Trade bodies also will not want to see mass action taken against many of their own members. That would cause chaos. So my suspicion is that at some point before June 15th there may well be some changes that would allow background ventilation to be classified as something else which would save a raft of installers being penalised. This is not guaranteed to happen, but I think trade bodies may already be speaking with Government and explaining that in the current timeline allowed, and with the current prospects of compliance being very uncertain, alternatives should be allowed. We will have to wait and see.
To get weekly updates from DGB sent to your inbox, enter your email address in the space below to subscribe:
By subscribing you agree to DGB sending you weekly email updates with all published content on this website, as well as any major updates to the services being run on DGB. Your data is never passed on to third parties or used by external advertising companies.
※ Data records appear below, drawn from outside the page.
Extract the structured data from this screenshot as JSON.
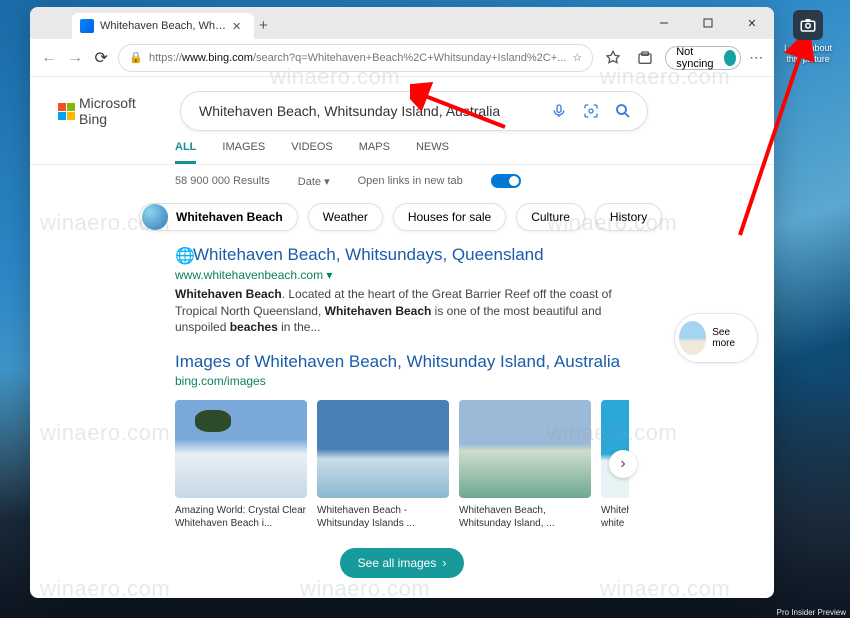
{
  "browser": {
    "tab_title": "Whitehaven Beach, Whitsund",
    "url_https": "https://",
    "url_host": "www.bing.com",
    "url_path": "/search?q=Whitehaven+Beach%2C+Whitsunday+Island%2C+...",
    "sync_label": "Not syncing"
  },
  "bing": {
    "logo_text": "Microsoft Bing",
    "query": "Whitehaven Beach, Whitsunday Island, Australia",
    "tabs": {
      "all": "ALL",
      "images": "IMAGES",
      "videos": "VIDEOS",
      "maps": "MAPS",
      "news": "NEWS"
    },
    "results_count": "58 900 000 Results",
    "date_label": "Date",
    "open_tab_label": "Open links in new tab",
    "entity_pill": "Whitehaven Beach",
    "related_pills": {
      "p1": "Weather",
      "p2": "Houses for sale",
      "p3": "Culture",
      "p4": "History"
    },
    "see_more": "See more"
  },
  "result1": {
    "title": "Whitehaven Beach, Whitsundays, Queensland",
    "url": "www.whitehavenbeach.com",
    "desc_prefix": "Whitehaven Beach",
    "desc_mid1": ". Located at the heart of the Great Barrier Reef off the coast of Tropical North Queensland, ",
    "desc_bold2": "Whitehaven Beach",
    "desc_mid2": " is one of the most beautiful and unspoiled ",
    "desc_bold3": "beaches",
    "desc_tail": " in the..."
  },
  "images_section": {
    "title": "Images of Whitehaven Beach, Whitsunday Island, Australia",
    "url": "bing.com/images",
    "cap1": "Amazing World: Crystal Clear Whitehaven Beach i...",
    "cap2": "Whitehaven Beach - Whitsunday Islands ...",
    "cap3": "Whitehaven Beach, Whitsunday Island, ...",
    "cap4": "Whitehaven white sa...",
    "see_all": "See all images"
  },
  "desktop_widget": {
    "line1": "Learn about",
    "line2": "this picture"
  },
  "taskbar": {
    "insider": "Pro Insider Preview"
  },
  "watermark": "winaero.com"
}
Your data is protected and stored on secure servers run by Fivenines UK Ltd.
The issue of enforcement has been an ongoing issue particularly with the fenestration market and ultimately the wider construction industry. This is why the government have, since Grenfell, accepted all the recommendations from the Hackett report and passed them into law. (The Building Safety Bill is before Parliament) with the new building safety regulator which is part of the HSE. In the first instance the likes of Fensa will start to make assessments to the new regulation. However the government have gone further. You as installers are responsible for the compliance to the regulations (All) “Those responsible for building work… Read more »
If you read the approved documents correctly, it is clear that installers who self-certify their work, if secondary checks are made by FENSA or CERTASS the failure to comply will result in very expensive remedial works and loss our reputation. New build companies will come under more scrutiny from third parties who’s work complement the installed background ventilation I.e more air testing of properties. Correct ventilation should be an “up sell” for a professional organisations the same as the benefits of security hardware. Yes, you will always get the cowboy operations that will short cut the regulations but hopefully these… Read more »
Hi Lee Many thanks for your comment and input into this debate. This is an issue that is going to rage for the next few weeks and months I’m sure! My issue here is that the capacity of FENSA, Certass and others is limited. There are only so many checks a body can make on all their members, which in reality makes up a tiny percentage of all installations carried out per year. It makes it very easy for companies not to abide by any of the new rules. Naturally, the professional companies will in all likelihood carry out work… Read more »
The first Two comments on this post are from Trickle Vent suppliers so are bound to be happy with change in regulations. The main issue for installers are consumers do not like the current trickle vents on offer and do not want them at any cost. I have sat in many homes to be told “you are the first to say we need them” when discussing trickle vents. Non registered jobs have not stopped house sales. Installers can only say no to so many jobs before they have no work and then what happens ? How many salespeople have been… Read more »
What confuses me is, if it is deemed necessary that habitable rooms require 8 or 10,000 sq mm of ventilation, why can the vents be closed.